1568

With the commencement of the reign of the Vasa Kings of Poland, who are strongly influenced by the clergy, anti-Semitism increases, particularly in relation to the role the Jews play as leaseholders for the Polish nobility.

1569

The Union of Lublin unites the Kingdom of Poland and the Duchy of Lithuania into a single state, the Polish- Lithuanian Commonwealth.

1570

The Jews of Krakow number 2,000, making it the largest Jewish community in Poland. There are approximately

100,000 Jews in Poland.

1648

Bohdan Khmielnitsky (ca 1595-1659) leads a Cossack revolt. With his Tatar allies, Khmielnitsky ravages Ukraine,  massacring thousands. Jews are particular targets. His army besieges Lwów and destroys its suburbs.

1655

Khmielnitsky again lays siege to Lwów. Further east in Ukraine, only 10% of Jews survive his savage pogroms

1656

Lwów is attacked by the Hungarians

1659

The Union of Lublin unites Poland and Lithuania. Their combined might impels the expansion of territory to the  east and the colonization of  Ukraine by the Polish nobility, in which enterprise they employ the Jews as partners. Despite the Khmielnitsky massacres, Jews begin to move into the villages of Ukraine  and become involved in the arenda system, by which they manage much of the agricultural economy. The economic and personal lives of Jews improve considerably during this period and the population east of Lwów expands.

1664

Several hundred Jews are murdered in pogroms in Lwów.

1655

Khmielnitsky lays siege to Lwów

1648-1696

The courts of Jan II Casimir and Jan III Sobieski attempt to strengthen Jewish autonomy but make little progress.
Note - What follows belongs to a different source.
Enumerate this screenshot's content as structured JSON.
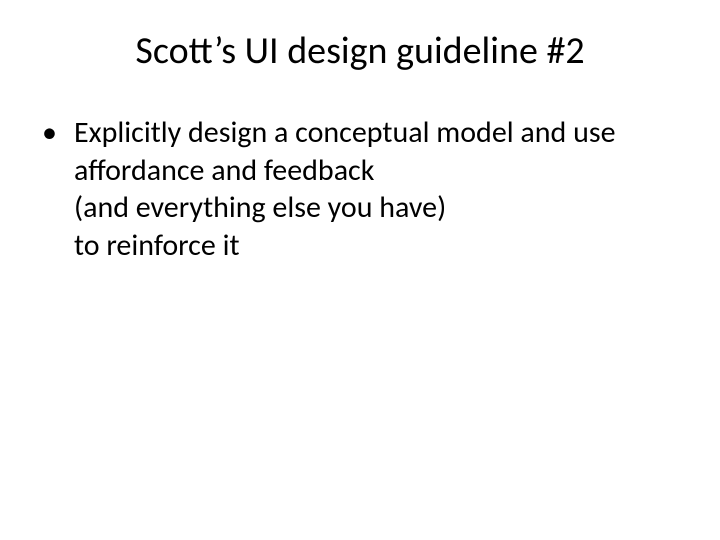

Anti-Semitic laws and acts increase.  Approximately 300,000 Jews live in Poland.

1695

Tartars invade Lwów.

1704

The Swedes capture Lwów.

1696-1733

The reign of Augustus II of Poland begins the period of decline of the Polish Commonwealth. Political deadlock and costly wars have caused stagnation in the economy and the government. The lot of the peasants has become much more miserable. Jewish merchants also suffer as commerce declines. Many kehillot go bankrupt.

mid 18th

century

The ravages of the thirty years of war, the stagnation of the economy, and the decline of the Polish Commonwealth's relative tolerance toward the Jewish minority result in a period of religious disruption and change. Under the influence of Israel ben Eliezer (1700-1760), Hassidism is born in opposition to orthodoxy. The heresy of Jacob Frank and his followers also makes a deep impression on the population and the first influence of Haskalah (Enlightenment) is apparent at this time.

1764

The Council of Lands is abolished